The reason I write is in regard to the recently published article, “In budget fight, University of Minnesota finds stiff competition with state schools.” In the article is a quote by Regent Dean Johnson stating that the Minnesota State Colleges and Universities System received more funding per student in the last biennium than the University of Minnesota. This claim is incorrect.
Over the last decade state fund appropriations to the Minnesota State System have been significantly lower when compared to the University of Minnesota. In fact, data presented in 2014 in The Statesman Newspaper at the University of Minnesota-Duluth showed that state universities and community colleges receive on average $2,000-$4,000 less per full time/full year equivalent student. This is so, despite the glaring fact that the Minnesota State System educates a proportionally larger number of students. In addition, none of the Minnesota State institutions have endowments in the same order of magnitude as either the University of Minnesota (more than $3 billion) or the University of Minnesota Duluth ($154 million). These were seeded originally with the state’s portion of the Land Grant Acts and state school lands. By comparison, the largest endowment at a state institution is about $50 million. That means proportionally less scholarships, less research, less opportunities for those students.
Whether by full time equivalence, student headcount or by credit hours, it is a fact that the Minnesota State System receives less in state funding (and funding in general) than the University of Minnesota system. This has been a trend for quite some time.

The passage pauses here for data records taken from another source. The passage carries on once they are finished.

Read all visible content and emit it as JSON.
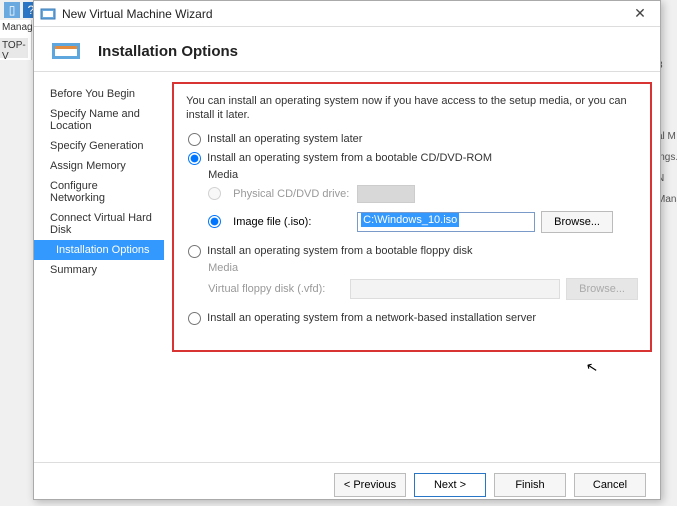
{
  "background": {
    "left1": "Manag",
    "left2": "TOP-V",
    "right": [
      "3",
      "al M",
      "ings.",
      "N",
      "Mana"
    ]
  },
  "dialog": {
    "title": "New Virtual Machine Wizard",
    "header": "Installation Options",
    "steps": [
      "Before You Begin",
      "Specify Name and Location",
      "Specify Generation",
      "Assign Memory",
      "Configure Networking",
      "Connect Virtual Hard Disk",
      "Installation Options",
      "Summary"
    ],
    "active_step": 6,
    "intro": "You can install an operating system now if you have access to the setup media, or you can install it later.",
    "options": {
      "later": "Install an operating system later",
      "cddvd": "Install an operating system from a bootable CD/DVD-ROM",
      "media_label": "Media",
      "physical_drive": "Physical CD/DVD drive:",
      "image_file": "Image file (.iso):",
      "iso_value": "C:\\Windows_10.iso",
      "browse": "Browse...",
      "floppy": "Install an operating system from a bootable floppy disk",
      "floppy_media": "Media",
      "floppy_label": "Virtual floppy disk (.vfd):",
      "network": "Install an operating system from a network-based installation server"
    },
    "buttons": {
      "previous": "< Previous",
      "next": "Next >",
      "finish": "Finish",
      "cancel": "Cancel"
    }
  }
}
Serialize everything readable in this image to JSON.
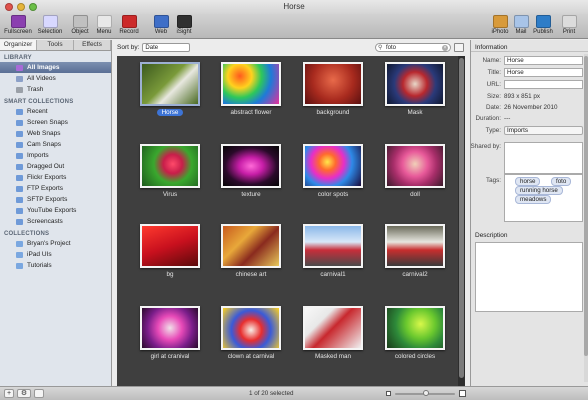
{
  "window": {
    "title": "Horse"
  },
  "toolbar": {
    "left": [
      {
        "label": "Fullscreen",
        "icon": "fullscreen-icon",
        "color": "#8b3fb0"
      },
      {
        "label": "Selection",
        "icon": "selection-icon",
        "color": "#d8d8ff"
      },
      {
        "label": "Object",
        "icon": "object-icon",
        "color": "#c0c0c0"
      },
      {
        "label": "Menu",
        "icon": "menu-icon",
        "color": "#e8e8e8"
      },
      {
        "label": "Record",
        "icon": "record-icon",
        "color": "#cc2a2a"
      },
      {
        "label": "Web",
        "icon": "web-icon",
        "color": "#3f6fc8"
      },
      {
        "label": "iSight",
        "icon": "isight-icon",
        "color": "#303030"
      }
    ],
    "right": [
      {
        "label": "iPhoto",
        "icon": "iphoto-icon",
        "color": "#d89a3a"
      },
      {
        "label": "Mail",
        "icon": "mail-icon",
        "color": "#a8c4e8"
      },
      {
        "label": "Publish",
        "icon": "publish-icon",
        "color": "#2e7dc8"
      },
      {
        "label": "Print",
        "icon": "print-icon",
        "color": "#dcdcdc"
      }
    ]
  },
  "sidebar": {
    "tabs": [
      "Organizer",
      "Tools",
      "Effects"
    ],
    "sections": [
      {
        "title": "LIBRARY",
        "items": [
          {
            "label": "All Images",
            "color": "#a86bd8",
            "selected": true
          },
          {
            "label": "All Videos",
            "color": "#8ba0c8"
          },
          {
            "label": "Trash",
            "color": "#9aa0a8"
          }
        ]
      },
      {
        "title": "SMART COLLECTIONS",
        "items": [
          {
            "label": "Recent",
            "color": "#6f9ad8"
          },
          {
            "label": "Screen Snaps",
            "color": "#6f9ad8"
          },
          {
            "label": "Web Snaps",
            "color": "#6f9ad8"
          },
          {
            "label": "Cam Snaps",
            "color": "#6f9ad8"
          },
          {
            "label": "Imports",
            "color": "#6f9ad8"
          },
          {
            "label": "Dragged Out",
            "color": "#6f9ad8"
          },
          {
            "label": "Flickr Exports",
            "color": "#6f9ad8"
          },
          {
            "label": "FTP Exports",
            "color": "#6f9ad8"
          },
          {
            "label": "SFTP Exports",
            "color": "#6f9ad8"
          },
          {
            "label": "YouTube Exports",
            "color": "#6f9ad8"
          },
          {
            "label": "Screencasts",
            "color": "#6f9ad8"
          }
        ]
      },
      {
        "title": "COLLECTIONS",
        "items": [
          {
            "label": "Bryan's Project",
            "color": "#7aa7e0"
          },
          {
            "label": "iPad UIs",
            "color": "#7aa7e0"
          },
          {
            "label": "Tutorials",
            "color": "#7aa7e0"
          }
        ]
      }
    ]
  },
  "main": {
    "sort_label": "Sort by:",
    "sort_value": "Date",
    "search_value": "foto",
    "items": [
      {
        "caption": "Horse",
        "selected": true,
        "bg": "linear-gradient(135deg,#3c5a1e,#7a9a3a 45%,#e8e8e0 60%,#4a6a22)"
      },
      {
        "caption": "abstract flower",
        "bg": "radial-gradient(circle at 30% 30%,#ff5a1e,#ffd21e 25%,#2ec85a 45%,#1e7ad8 65%,#e82e9a)"
      },
      {
        "caption": "background",
        "bg": "radial-gradient(circle at 50% 40%,#e86a4a,#a82a1e 55%,#5a1010)"
      },
      {
        "caption": "Mask",
        "bg": "radial-gradient(circle at 50% 50%,#e8d8c8,#b8282e 35%,#2a3a7a 60%,#101830)"
      },
      {
        "caption": "Virus",
        "bg": "radial-gradient(circle at 55% 45%,#ff4a6a,#c81e4a 25%,#3aa82e 50%,#1e5a1e)"
      },
      {
        "caption": "texture",
        "bg": "radial-gradient(ellipse at 50% 50%,#ff6ad8,#c81ea8 30%,#2a0a2a 65%,#050505)"
      },
      {
        "caption": "color spots",
        "bg": "radial-gradient(circle at 40% 40%,#ffe84a,#ff6a2e 20%,#e82ec8 40%,#2e8ae8 60%,#1a0a3a)"
      },
      {
        "caption": "doll",
        "bg": "radial-gradient(circle at 50% 45%,#f0d0b8,#e85a9a 35%,#a82e6a 60%,#3a1a2a)"
      },
      {
        "caption": "bg",
        "bg": "linear-gradient(160deg,#ff3a2e,#c8101e 50%,#5a0a0a)"
      },
      {
        "caption": "chinese art",
        "bg": "linear-gradient(135deg,#c85a1e,#e8a83a 35%,#8a2a1e 60%,#e8c85a)"
      },
      {
        "caption": "carnival1",
        "bg": "linear-gradient(180deg,#8ab8e8,#d8e8f8 40%,#c82e3a 60%,#4a4a4a)"
      },
      {
        "caption": "carnival2",
        "bg": "linear-gradient(180deg,#6a6a5a,#e8e8e0 40%,#c82e2e 60%,#3a3a3a)"
      },
      {
        "caption": "girl at cranival",
        "bg": "radial-gradient(circle at 50% 50%,#f0e0e8,#e84ab8 35%,#7a1e8a 65%,#2a0a2a)"
      },
      {
        "caption": "clown at carnival",
        "bg": "radial-gradient(circle at 50% 55%,#f8f0e8,#e82e2e 30%,#3a5ad8 55%,#ffd21e)"
      },
      {
        "caption": "Masked man",
        "bg": "linear-gradient(135deg,#f8f8f8,#e8e8e8 30%,#c8282e 50%,#f0f0f0)"
      },
      {
        "caption": "colored circles",
        "bg": "radial-gradient(circle at 60% 40%,#d8f84a,#6ac82e 35%,#2e8a3a 60%,#1a3a1a)"
      }
    ]
  },
  "info": {
    "header": "Information",
    "name_label": "Name:",
    "name_value": "Horse",
    "title_label": "Title:",
    "title_value": "Horse",
    "url_label": "URL:",
    "url_value": "",
    "size_label": "Size:",
    "size_value": "893 x 851 px",
    "date_label": "Date:",
    "date_value": "26 November 2010",
    "duration_label": "Duration:",
    "duration_value": "---",
    "type_label": "Type:",
    "type_value": "Imports",
    "shared_label": "Shared by:",
    "tags_label": "Tags:",
    "tags": [
      "horse",
      "foto",
      "running horse",
      "meadows"
    ],
    "description_label": "Description"
  },
  "status": {
    "count": "1 of 20 selected"
  }
}
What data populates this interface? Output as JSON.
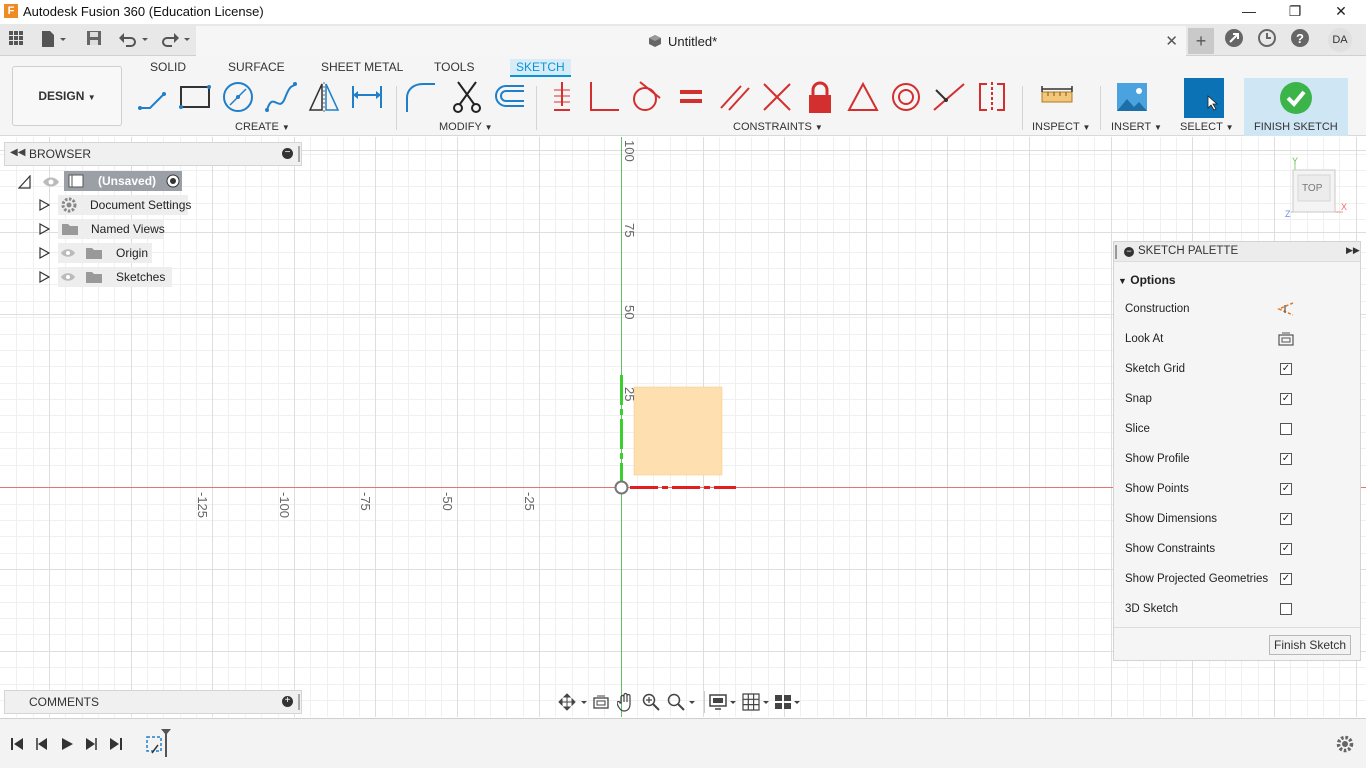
{
  "window": {
    "title": "Autodesk Fusion 360 (Education License)",
    "app_icon_letter": "F",
    "controls": [
      "minimize",
      "restore",
      "close"
    ]
  },
  "tabbar": {
    "document_title": "Untitled*",
    "user_initials": "DA"
  },
  "ribbon": {
    "workspace": "DESIGN",
    "tabs": [
      "SOLID",
      "SURFACE",
      "SHEET METAL",
      "TOOLS",
      "SKETCH"
    ],
    "active_tab": "SKETCH",
    "groups": {
      "create": "CREATE",
      "modify": "MODIFY",
      "constraints": "CONSTRAINTS",
      "inspect": "INSPECT",
      "insert": "INSERT",
      "select": "SELECT",
      "finish": "FINISH SKETCH"
    }
  },
  "browser": {
    "title": "BROWSER",
    "root": "(Unsaved)",
    "items": [
      "Document Settings",
      "Named Views",
      "Origin",
      "Sketches"
    ]
  },
  "comments": {
    "title": "COMMENTS"
  },
  "canvas": {
    "x_axis_labels": [
      "-125",
      "-100",
      "-75",
      "-50",
      "-25"
    ],
    "y_axis_labels": [
      "100",
      "75",
      "50",
      "25"
    ],
    "viewcube_label": "TOP"
  },
  "sketch_palette": {
    "title": "SKETCH PALETTE",
    "section": "Options",
    "options": [
      {
        "label": "Construction",
        "kind": "icon"
      },
      {
        "label": "Look At",
        "kind": "icon"
      },
      {
        "label": "Sketch Grid",
        "kind": "checkbox",
        "checked": true
      },
      {
        "label": "Snap",
        "kind": "checkbox",
        "checked": true
      },
      {
        "label": "Slice",
        "kind": "checkbox",
        "checked": false
      },
      {
        "label": "Show Profile",
        "kind": "checkbox",
        "checked": true
      },
      {
        "label": "Show Points",
        "kind": "checkbox",
        "checked": true
      },
      {
        "label": "Show Dimensions",
        "kind": "checkbox",
        "checked": true
      },
      {
        "label": "Show Constraints",
        "kind": "checkbox",
        "checked": true
      },
      {
        "label": "Show Projected Geometries",
        "kind": "checkbox",
        "checked": true
      },
      {
        "label": "3D Sketch",
        "kind": "checkbox",
        "checked": false
      }
    ],
    "finish_button": "Finish Sketch"
  },
  "colors": {
    "accent": "#0696d7",
    "profile_fill": "#fddfb0",
    "x_axis": "#e53935",
    "y_axis": "#43a047",
    "finish_green": "#3bb54a"
  }
}
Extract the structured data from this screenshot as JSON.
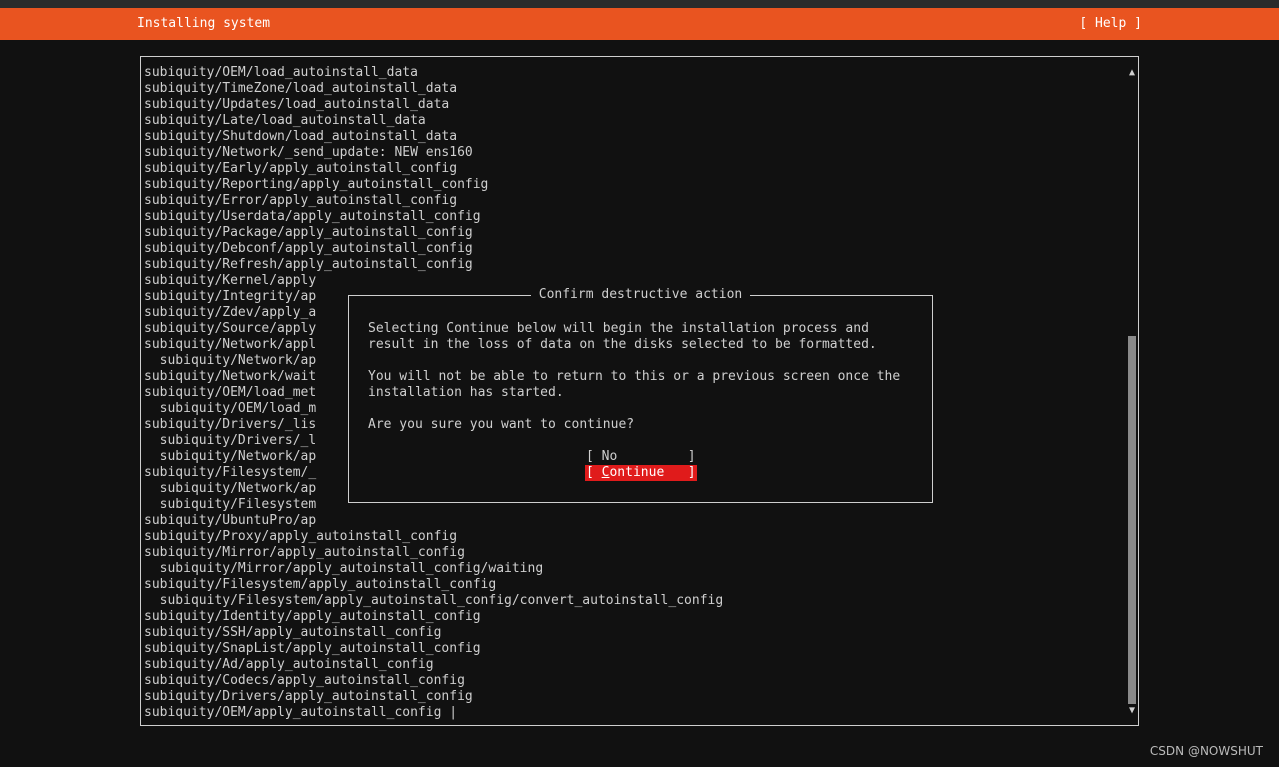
{
  "header": {
    "title": "Installing system",
    "help_label": "[ Help ]"
  },
  "log": {
    "lines": [
      "subiquity/OEM/load_autoinstall_data",
      "subiquity/TimeZone/load_autoinstall_data",
      "subiquity/Updates/load_autoinstall_data",
      "subiquity/Late/load_autoinstall_data",
      "subiquity/Shutdown/load_autoinstall_data",
      "subiquity/Network/_send_update: NEW ens160",
      "subiquity/Early/apply_autoinstall_config",
      "subiquity/Reporting/apply_autoinstall_config",
      "subiquity/Error/apply_autoinstall_config",
      "subiquity/Userdata/apply_autoinstall_config",
      "subiquity/Package/apply_autoinstall_config",
      "subiquity/Debconf/apply_autoinstall_config",
      "subiquity/Refresh/apply_autoinstall_config",
      "subiquity/Kernel/apply",
      "subiquity/Integrity/ap",
      "subiquity/Zdev/apply_a",
      "subiquity/Source/apply",
      "subiquity/Network/appl",
      "  subiquity/Network/ap",
      "subiquity/Network/wait",
      "subiquity/OEM/load_met",
      "  subiquity/OEM/load_m",
      "subiquity/Drivers/_lis",
      "  subiquity/Drivers/_l",
      "  subiquity/Network/ap",
      "subiquity/Filesystem/_",
      "  subiquity/Network/ap",
      "  subiquity/Filesystem",
      "subiquity/UbuntuPro/ap",
      "subiquity/Proxy/apply_autoinstall_config",
      "subiquity/Mirror/apply_autoinstall_config",
      "  subiquity/Mirror/apply_autoinstall_config/waiting",
      "subiquity/Filesystem/apply_autoinstall_config",
      "  subiquity/Filesystem/apply_autoinstall_config/convert_autoinstall_config",
      "subiquity/Identity/apply_autoinstall_config",
      "subiquity/SSH/apply_autoinstall_config",
      "subiquity/SnapList/apply_autoinstall_config",
      "subiquity/Ad/apply_autoinstall_config",
      "subiquity/Codecs/apply_autoinstall_config",
      "subiquity/Drivers/apply_autoinstall_config",
      "subiquity/OEM/apply_autoinstall_config |"
    ],
    "scroll_up_icon": "▲",
    "scroll_down_icon": "▼"
  },
  "dialog": {
    "title": "Confirm destructive action",
    "line1": "Selecting Continue below will begin the installation process and",
    "line2": "result in the loss of data on the disks selected to be formatted.",
    "line3": "You will not be able to return to this or a previous screen once the",
    "line4": "installation has started.",
    "question": "Are you sure you want to continue?",
    "no_label": "[ No         ]",
    "continue_open": "[ ",
    "continue_first": "C",
    "continue_rest": "ontinue   ]"
  },
  "watermark": "CSDN @NOWSHUT",
  "colors": {
    "accent": "#e95420",
    "background": "#111111",
    "button_focus": "#e01b1b"
  }
}
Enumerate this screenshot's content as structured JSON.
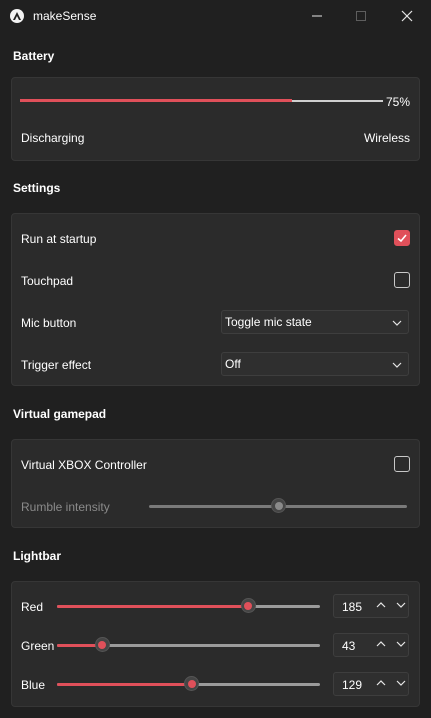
{
  "window": {
    "title": "makeSense",
    "icons": {
      "app": "app-logo-icon",
      "minimize": "minimize-icon",
      "maximize": "maximize-icon",
      "close": "close-icon"
    }
  },
  "battery": {
    "heading": "Battery",
    "level_percent": 75,
    "level_label": "75%",
    "status": "Discharging",
    "connection": "Wireless"
  },
  "settings": {
    "heading": "Settings",
    "run_at_startup": {
      "label": "Run at startup",
      "checked": true
    },
    "touchpad": {
      "label": "Touchpad",
      "checked": false
    },
    "mic_button": {
      "label": "Mic button",
      "value": "Toggle mic state"
    },
    "trigger_effect": {
      "label": "Trigger effect",
      "value": "Off"
    }
  },
  "virtual_gamepad": {
    "heading": "Virtual gamepad",
    "xbox_controller": {
      "label": "Virtual XBOX Controller",
      "checked": false
    },
    "rumble": {
      "label": "Rumble intensity",
      "value_fraction": 0.5,
      "enabled": false
    }
  },
  "lightbar": {
    "heading": "Lightbar",
    "max": 255,
    "channels": [
      {
        "label": "Red",
        "value": "185",
        "fraction": 0.725
      },
      {
        "label": "Green",
        "value": "43",
        "fraction": 0.17
      },
      {
        "label": "Blue",
        "value": "129",
        "fraction": 0.51
      }
    ]
  },
  "colors": {
    "accent": "#e0505a",
    "background": "#202020",
    "card": "#2b2b2b"
  }
}
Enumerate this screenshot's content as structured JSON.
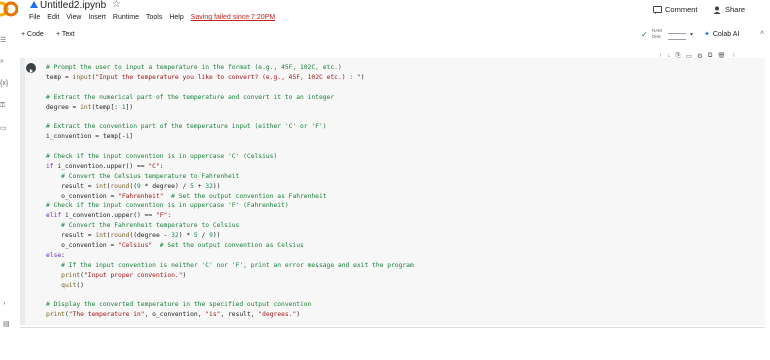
{
  "header": {
    "notebook_title": "Untitled2.ipynb",
    "menu": [
      "File",
      "Edit",
      "View",
      "Insert",
      "Runtime",
      "Tools",
      "Help"
    ],
    "save_status": "Saving failed since 7:20PM",
    "comment_label": "Comment",
    "share_label": "Share"
  },
  "toolbar": {
    "add_code": "+ Code",
    "add_text": "+ Text",
    "ram_label": "RAM",
    "disk_label": "Disk",
    "colab_ai": "Colab AI"
  },
  "icons": {
    "logo": "colab-logo-icon",
    "star": "star-icon",
    "comment": "comment-icon",
    "share": "person-add-icon",
    "run": "play-icon",
    "check": "check-icon",
    "colab_ai": "sparkle-icon"
  },
  "colors": {
    "logo_orange": "#f9ab00",
    "save_failed": "#c5221f",
    "comment_green": "#188038",
    "string_red": "#a31515",
    "keyword_purple": "#7627bb"
  },
  "code": {
    "lines": [
      "# Prompt the user to input a temperature in the format (e.g., 45F, 102C, etc.)",
      "temp = input(\"Input the temperature you like to convert? (e.g., 45F, 102C etc.) : \")",
      "",
      "# Extract the numerical part of the temperature and convert it to an integer",
      "degree = int(temp[: 1])",
      "",
      "# Extract the convention part of the temperature input (either 'C' or 'F')",
      "i_convention = temp[-1]",
      "",
      "# Check if the input convention is in uppercase 'C' (Celsius)",
      "if i_convention.upper() == \"C\":",
      "    # Convert the Celsius temperature to Fahrenheit",
      "    result = int(round((9 * degree) / 5 + 32))",
      "    o_convention = \"Fahrenheit\"  # Set the output convention as Fahrenheit",
      "# Check if the input convention is in uppercase 'F' (Fahrenheit)",
      "elif i_convention.upper() == \"F\":",
      "    # Convert the Fahrenheit temperature to Celsius",
      "    result = int(round((degree - 32) * 5 / 9))",
      "    o_convention = \"Celsius\"  # Set the output convention as Celsius",
      "else:",
      "    # If the input convention is neither 'C' nor 'F', print an error message and exit the program",
      "    print(\"Input proper convention.\")",
      "    quit()",
      "",
      "# Display the converted temperature in the specified output convention",
      "print(\"The temperature in\", o_convention, \"is\", result, \"degrees.\")"
    ]
  }
}
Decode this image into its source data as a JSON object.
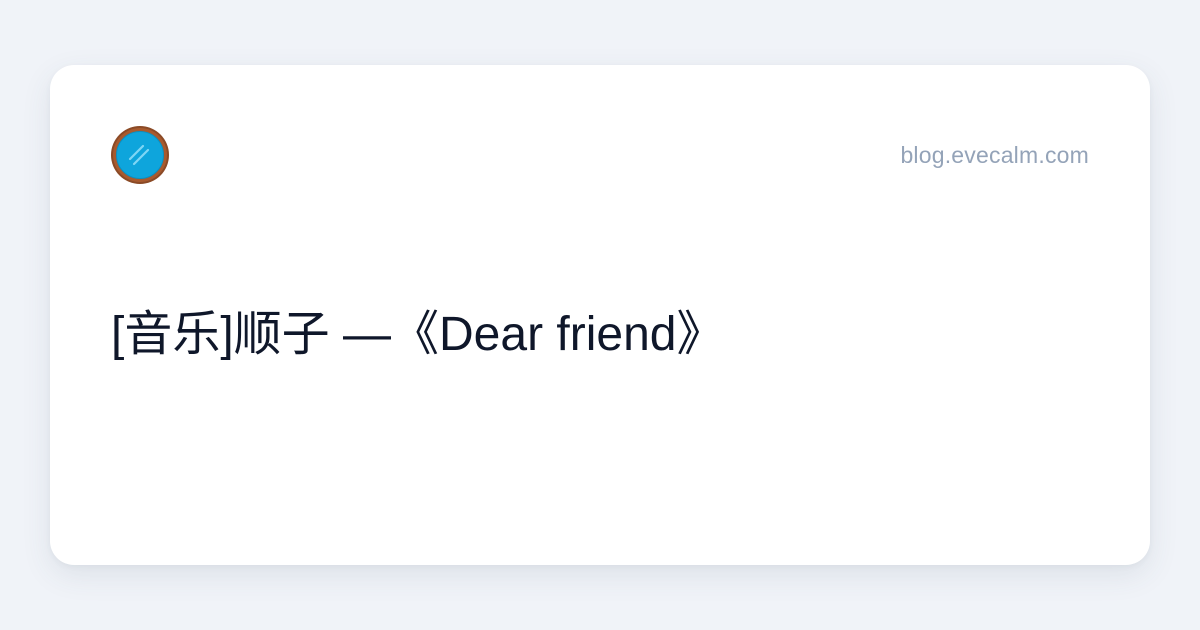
{
  "site": {
    "url": "blog.evecalm.com",
    "url_color": "#94a3b8",
    "logo_icon": "glass-mirror-icon",
    "logo_colors": {
      "frame": "#8b4a26",
      "glass": "#0ea5dc"
    }
  },
  "post": {
    "title": "[音乐]顺子 —《Dear friend》",
    "title_color": "#0f172a"
  },
  "colors": {
    "background": "#f0f3f8",
    "card": "#ffffff"
  }
}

Estimates by the Minnesota State System Office of Finance show in recent materials to the Board of Trustees that the State of Minnesota has underfunded the state colleges and universities and overfunded the Twin Cities campus of the University of Minnesota when compared to the average in the Midwest Region and the United States.
I ask that you provide more balanced reporting. The Minnesota State system and its students are not empowered in the same way that University of Minnesota students are. They do not have the resources that you do. It is a shame that there are voices out there that believe that the State System is somehow receiving more than its fair share when it hasn’t received an equitable share of state funding for at least two decades. Compounding this is the continued lack of cooperation between the systems.
Higher education advocate
Editor’s Note: This letter was edited slightly for style.